Equifax Breach

On September 7th, the national consumer credit reporting agency Equifax announced it was the victim of a cybersecurity attack.

On September 7th, the national consumer credit reporting agency Equifax announced it was the victim of a cybersecurity attack that was reportedly carried out from mid-May to July of this year. An estimated 143 million U.S. consumers were likely affected by this attack. 

Equifax has disclosed that this attack affected information that included, but may not have been limited to, consumer names, Social Security Numbers, birth dates, addresses, and driver's license numbers. In addition, credit card numbers for approximately 209,000 U.S. consumers, and certain dispute documents with other personal identifying information for approximately 182,000 U.S. consumers, were also accessed.

Does Citadel work with Equifax? 


Like all U.S. financial institutions, Citadel reports consumer credit information to all three credit reporting agencies that include Equifax, TransUnion, and Experian. At this time, Equifax has not provided information that would enable Citadel to determine if any specific Citadel customer has been impacted, but Citadel encourages customers to take the appropriate steps to check their credit and account information regularly.

How can I protect myself?

Customers may wish to consider the following actions:

  1. Visit the dedicated Equifax website: Equifax has established www.equifaxsecurity2017.com to help consumers determine if their information has been potentially impacted. The website also provides additional steps consumers can take to protect their personal information.

  2. Consider purchasing ID Theft services: Consider signing up for credit file monitoring and identity theft protection through a trusted party. Learn More about how to protect yourself against Identify Theft. 

  3. Look out for suspicious emails:  Avoid clicking links or downloading attachments from suspicious emails that claim to be updates from Equifax or connected to the breach. Equifax has taken steps to notify consumers, who will receive a written notice in the mail directly from Equifax if they were impacted. Fraudsters have already established a number of bogus websites that use a variation of the www.equifaxsecurity2017.com spelling to lure unsuspecting consumers into divulging additional personal information.

  4. Sign up for fraud alerts: Consider signing up for fraud alerts at all three credit reporting agencies: Equifax, Experian and TransUnion.

  5. Freeze your credit: You can set up security freezes at Equifax, Experian, and TransUnion to ensure your credit files are only available to companies with which you currently have a relationship. Freezing your credit prevents identity thieves from applying for loans or credit cards with your credit information. When the time comes for you to apply for new credit, you can temporarily unlock each frozen credit file.
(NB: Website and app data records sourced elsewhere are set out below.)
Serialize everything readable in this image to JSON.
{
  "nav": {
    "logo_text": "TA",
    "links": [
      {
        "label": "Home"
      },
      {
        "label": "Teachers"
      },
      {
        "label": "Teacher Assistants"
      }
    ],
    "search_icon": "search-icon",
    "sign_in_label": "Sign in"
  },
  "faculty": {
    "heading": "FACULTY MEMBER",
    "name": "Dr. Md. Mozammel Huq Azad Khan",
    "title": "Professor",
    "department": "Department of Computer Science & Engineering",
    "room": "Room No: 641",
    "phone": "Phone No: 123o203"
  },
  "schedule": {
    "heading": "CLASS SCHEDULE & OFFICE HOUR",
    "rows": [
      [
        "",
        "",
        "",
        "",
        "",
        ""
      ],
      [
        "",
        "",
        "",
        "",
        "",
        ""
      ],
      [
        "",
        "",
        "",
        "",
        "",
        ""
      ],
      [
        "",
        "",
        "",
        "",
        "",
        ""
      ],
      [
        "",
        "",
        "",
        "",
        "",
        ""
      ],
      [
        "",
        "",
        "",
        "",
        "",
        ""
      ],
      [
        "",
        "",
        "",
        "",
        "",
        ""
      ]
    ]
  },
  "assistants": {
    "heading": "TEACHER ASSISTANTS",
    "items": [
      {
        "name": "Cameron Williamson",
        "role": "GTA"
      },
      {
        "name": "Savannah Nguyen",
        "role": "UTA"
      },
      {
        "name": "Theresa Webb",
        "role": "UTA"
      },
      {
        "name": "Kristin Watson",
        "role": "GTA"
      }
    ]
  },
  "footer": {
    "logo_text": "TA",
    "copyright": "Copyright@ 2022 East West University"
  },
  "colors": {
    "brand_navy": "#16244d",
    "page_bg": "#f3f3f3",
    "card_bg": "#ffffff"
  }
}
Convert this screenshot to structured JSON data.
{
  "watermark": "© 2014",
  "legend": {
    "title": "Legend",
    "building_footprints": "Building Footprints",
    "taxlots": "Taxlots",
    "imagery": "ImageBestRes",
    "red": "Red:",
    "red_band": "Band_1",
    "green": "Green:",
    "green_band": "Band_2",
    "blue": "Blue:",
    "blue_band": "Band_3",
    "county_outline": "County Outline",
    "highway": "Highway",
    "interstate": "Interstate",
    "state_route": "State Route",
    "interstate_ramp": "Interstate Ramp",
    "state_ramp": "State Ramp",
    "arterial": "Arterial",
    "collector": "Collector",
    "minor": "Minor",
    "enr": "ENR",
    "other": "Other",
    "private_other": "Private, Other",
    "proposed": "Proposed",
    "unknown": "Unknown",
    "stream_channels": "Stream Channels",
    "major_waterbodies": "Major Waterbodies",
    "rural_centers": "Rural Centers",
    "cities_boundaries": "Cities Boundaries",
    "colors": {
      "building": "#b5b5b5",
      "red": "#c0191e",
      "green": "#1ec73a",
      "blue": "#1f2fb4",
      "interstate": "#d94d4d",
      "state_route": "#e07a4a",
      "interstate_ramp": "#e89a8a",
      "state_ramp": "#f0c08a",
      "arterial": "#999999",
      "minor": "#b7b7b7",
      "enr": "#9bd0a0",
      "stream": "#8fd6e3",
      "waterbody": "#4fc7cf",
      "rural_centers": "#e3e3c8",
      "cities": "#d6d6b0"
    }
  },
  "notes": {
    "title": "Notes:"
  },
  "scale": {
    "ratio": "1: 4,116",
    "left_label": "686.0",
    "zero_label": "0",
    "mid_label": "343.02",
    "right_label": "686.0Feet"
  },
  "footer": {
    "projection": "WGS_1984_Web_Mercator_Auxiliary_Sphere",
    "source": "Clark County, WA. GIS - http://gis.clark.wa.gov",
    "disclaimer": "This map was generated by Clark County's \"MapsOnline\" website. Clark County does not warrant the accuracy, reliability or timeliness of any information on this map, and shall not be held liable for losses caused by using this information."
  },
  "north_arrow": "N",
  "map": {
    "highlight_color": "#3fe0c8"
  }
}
  6. Change your passwords: Passwords can be compromised during security attacks. To be safe, consider changing your passwords on all accounts and avoid repeating the same password for different logins. Citadel recommends making passwords as unique and complex as possible.

What is Citadel doing to protect me?


Citadel takes information security very seriously and we strive to ensure confidential information in our possession is protected from unauthorized access and/or use.  We are constantly evaluating the strength of our existing control and security environments to protect this information.  The credit union maintains a number of external relationships to ensure we are aware of current and emerging threats to data security as well as enlisting the services of industry experts to assist us with strengthening our defenses.  

Citadel will be offering a robust ID Theft product during the next few weeks that will help you monitor your credit records as well as help remediate situations where your identity is stolen.

What types of alerts or security does Citadel offer?


Customers can sign up to receive card fraud alerts through Citadel’s Online & Mobile Banking. To do this, log in to your online banking account, and select ‘Services’ on the left hand side.  Choose ‘Card Fraud Alerts’ from the drop down and simply follow the prompts. To complete the process you will need your mobile phone number and the credit or debit card number for which you wish to receive alerts.

Citadel also offers account alerts through Online & Mobile Banking.  We will be enhancing the current account eAlerts over the next few months.

Should I get a new card number or close my credit card or account?

Unless you have experienced fraud on your card or account, there is no need to close anything. 

If fraud occurs on your Citadel card or bank account, you are not financially responsible. You can initiate a ‘Fraud Report’ with Citadel, and we will begin the process of researching the fraud and restoring your account. 

If you have any additional questions about the Equifax security breach, please call us at (800) 666-0191.